((
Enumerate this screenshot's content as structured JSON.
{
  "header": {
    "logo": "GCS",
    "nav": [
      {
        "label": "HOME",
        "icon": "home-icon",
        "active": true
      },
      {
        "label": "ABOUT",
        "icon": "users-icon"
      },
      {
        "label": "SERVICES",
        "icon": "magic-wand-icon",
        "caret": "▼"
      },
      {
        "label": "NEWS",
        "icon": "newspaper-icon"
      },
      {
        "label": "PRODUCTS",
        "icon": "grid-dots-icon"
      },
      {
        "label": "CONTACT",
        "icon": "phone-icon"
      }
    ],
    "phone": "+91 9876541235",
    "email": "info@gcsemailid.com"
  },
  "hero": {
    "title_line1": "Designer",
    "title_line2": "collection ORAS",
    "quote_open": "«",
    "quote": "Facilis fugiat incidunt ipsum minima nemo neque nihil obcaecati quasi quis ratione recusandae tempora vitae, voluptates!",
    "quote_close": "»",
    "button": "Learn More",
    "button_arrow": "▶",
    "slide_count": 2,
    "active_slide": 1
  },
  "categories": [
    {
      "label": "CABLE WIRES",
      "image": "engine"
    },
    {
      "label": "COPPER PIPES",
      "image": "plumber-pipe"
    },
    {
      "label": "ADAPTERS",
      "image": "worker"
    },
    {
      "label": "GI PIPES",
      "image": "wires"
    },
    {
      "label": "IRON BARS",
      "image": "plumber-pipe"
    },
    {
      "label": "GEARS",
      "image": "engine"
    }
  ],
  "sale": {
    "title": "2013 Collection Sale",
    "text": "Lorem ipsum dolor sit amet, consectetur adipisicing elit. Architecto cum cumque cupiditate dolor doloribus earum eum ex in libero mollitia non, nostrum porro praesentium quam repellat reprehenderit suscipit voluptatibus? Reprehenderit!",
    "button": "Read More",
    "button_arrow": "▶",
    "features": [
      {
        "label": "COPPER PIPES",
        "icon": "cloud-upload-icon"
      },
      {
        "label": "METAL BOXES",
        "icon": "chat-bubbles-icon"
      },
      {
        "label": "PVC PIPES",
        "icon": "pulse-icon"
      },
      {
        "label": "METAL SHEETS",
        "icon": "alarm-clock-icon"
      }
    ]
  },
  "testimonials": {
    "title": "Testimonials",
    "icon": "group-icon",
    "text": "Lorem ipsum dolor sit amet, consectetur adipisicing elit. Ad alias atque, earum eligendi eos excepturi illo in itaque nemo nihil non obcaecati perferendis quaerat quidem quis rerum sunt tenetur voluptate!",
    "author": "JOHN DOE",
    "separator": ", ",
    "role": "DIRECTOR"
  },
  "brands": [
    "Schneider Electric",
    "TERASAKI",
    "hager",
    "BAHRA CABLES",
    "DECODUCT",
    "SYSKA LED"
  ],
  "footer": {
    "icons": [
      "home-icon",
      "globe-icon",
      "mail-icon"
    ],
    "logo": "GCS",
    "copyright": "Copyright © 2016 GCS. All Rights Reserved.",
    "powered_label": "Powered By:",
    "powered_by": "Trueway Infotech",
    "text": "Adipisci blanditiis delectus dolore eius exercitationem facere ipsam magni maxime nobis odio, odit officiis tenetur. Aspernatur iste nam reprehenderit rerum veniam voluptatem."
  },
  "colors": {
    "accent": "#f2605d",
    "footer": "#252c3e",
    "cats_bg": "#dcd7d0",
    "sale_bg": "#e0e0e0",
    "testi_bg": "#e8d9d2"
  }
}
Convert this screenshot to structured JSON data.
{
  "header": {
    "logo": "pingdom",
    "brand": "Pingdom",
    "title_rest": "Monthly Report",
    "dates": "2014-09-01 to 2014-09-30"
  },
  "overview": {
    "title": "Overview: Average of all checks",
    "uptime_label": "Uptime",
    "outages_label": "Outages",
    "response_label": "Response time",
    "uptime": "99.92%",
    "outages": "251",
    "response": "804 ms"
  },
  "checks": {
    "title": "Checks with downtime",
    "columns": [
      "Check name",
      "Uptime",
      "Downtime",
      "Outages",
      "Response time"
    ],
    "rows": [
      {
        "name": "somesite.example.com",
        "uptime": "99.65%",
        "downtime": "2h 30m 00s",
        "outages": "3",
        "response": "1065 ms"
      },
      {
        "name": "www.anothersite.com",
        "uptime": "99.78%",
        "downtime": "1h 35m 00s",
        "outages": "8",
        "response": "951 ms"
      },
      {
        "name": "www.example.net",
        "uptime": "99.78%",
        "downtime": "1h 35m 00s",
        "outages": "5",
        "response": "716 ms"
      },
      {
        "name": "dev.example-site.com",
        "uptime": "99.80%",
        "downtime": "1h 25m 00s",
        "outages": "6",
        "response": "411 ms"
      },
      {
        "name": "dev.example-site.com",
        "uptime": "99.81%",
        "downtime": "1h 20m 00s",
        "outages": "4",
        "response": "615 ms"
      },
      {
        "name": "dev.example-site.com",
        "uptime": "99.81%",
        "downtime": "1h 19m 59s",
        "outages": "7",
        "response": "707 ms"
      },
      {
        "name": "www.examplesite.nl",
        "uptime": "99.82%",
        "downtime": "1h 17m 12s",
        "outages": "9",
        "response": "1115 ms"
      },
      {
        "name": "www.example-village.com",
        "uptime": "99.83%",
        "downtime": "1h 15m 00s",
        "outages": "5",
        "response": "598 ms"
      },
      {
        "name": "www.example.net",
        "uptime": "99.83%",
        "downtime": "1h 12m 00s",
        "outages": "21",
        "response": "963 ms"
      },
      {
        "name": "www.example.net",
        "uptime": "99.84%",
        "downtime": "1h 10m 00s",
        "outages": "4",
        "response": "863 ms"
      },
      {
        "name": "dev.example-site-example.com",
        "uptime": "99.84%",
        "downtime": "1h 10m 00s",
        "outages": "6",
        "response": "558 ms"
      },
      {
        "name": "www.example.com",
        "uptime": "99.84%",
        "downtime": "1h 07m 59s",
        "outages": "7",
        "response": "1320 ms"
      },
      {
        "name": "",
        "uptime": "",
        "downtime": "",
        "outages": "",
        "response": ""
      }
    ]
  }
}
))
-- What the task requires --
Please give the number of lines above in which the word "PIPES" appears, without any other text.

-- Final answer --
4